5 [1,1,2] _   1  3 = 2 2  3 = 1
6 [2,2] _ _  2  2 = 0 2  2 = 0
7 [1,3] _  1  2 = 1 4  2 = 2
8 [4] _ _ _ _ 8  1 = 7 8  1 = 7
 
Total sum: 0 0
Sum of positive terms: 9 9
.
The sum of positive Franks of all compositions of 4 is 2+7 = 9, the same as the sum of positive Lranks, so a(4) = 9.


MAPLE

a:= n> add(add(binomial(nk1, i2)*(2^(k1)i),
i=1..min(2^(k1)1, nk+1)), k=1..n):
seq(a(n), n=0..50); # Alois P. Heinz, Sep 09 2013


MATHEMATICA

a[n_] := Sum[Sum[Binomial[nk1, i2]*(2^(k1)i), {i, 1, Min[2^(k1)  1, n  k + 1]}], {k, 1, n}]; Table[a[n], {n, 0, 50}] (* JeanFrançois Alcover, Feb 21 2017, after Alois P. Heinz *)


CROSSREFS

Cf. A011782, A001511, A001792, A006519, A195012, A209616, A228369, A228525, A228821.
Sequence in context: A264685 A320731 A084858 * A335470 A003262 A189162
Adjacent sequences: A228817 A228818 A228819 * A228821 A228822 A228823


KEYWORD

nonn


AUTHOR
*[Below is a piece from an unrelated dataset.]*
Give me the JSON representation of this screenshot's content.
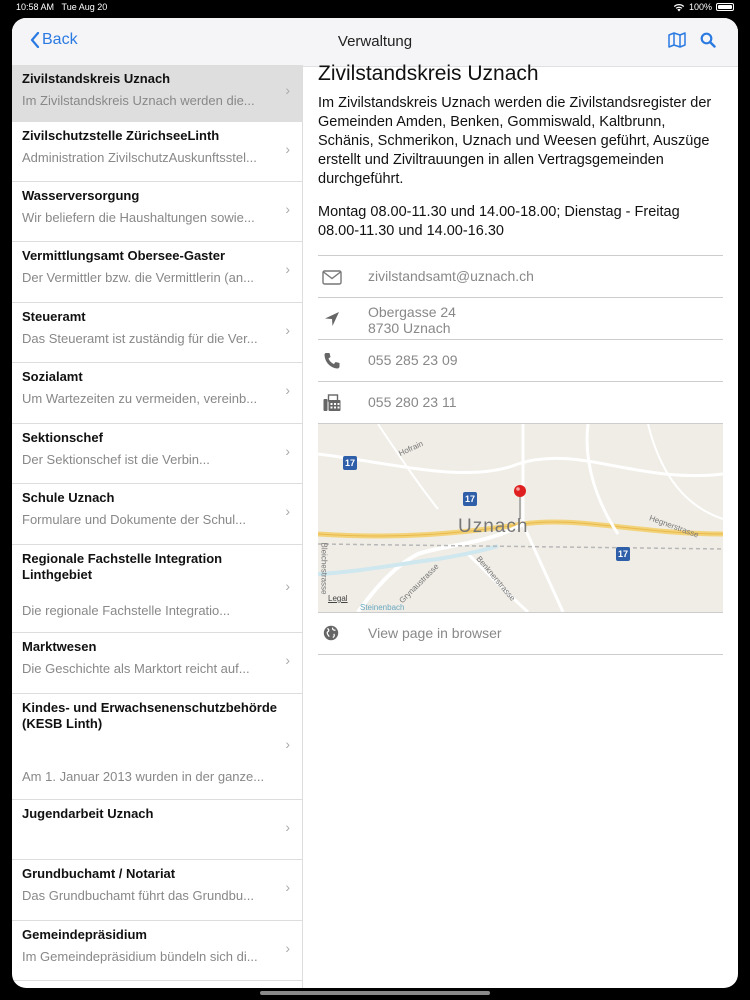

Omar E. Pol, Sep 05 2013


EXTENSIONS

More terms from Alois P. Heinz, Sep 09 2013


STATUS

approved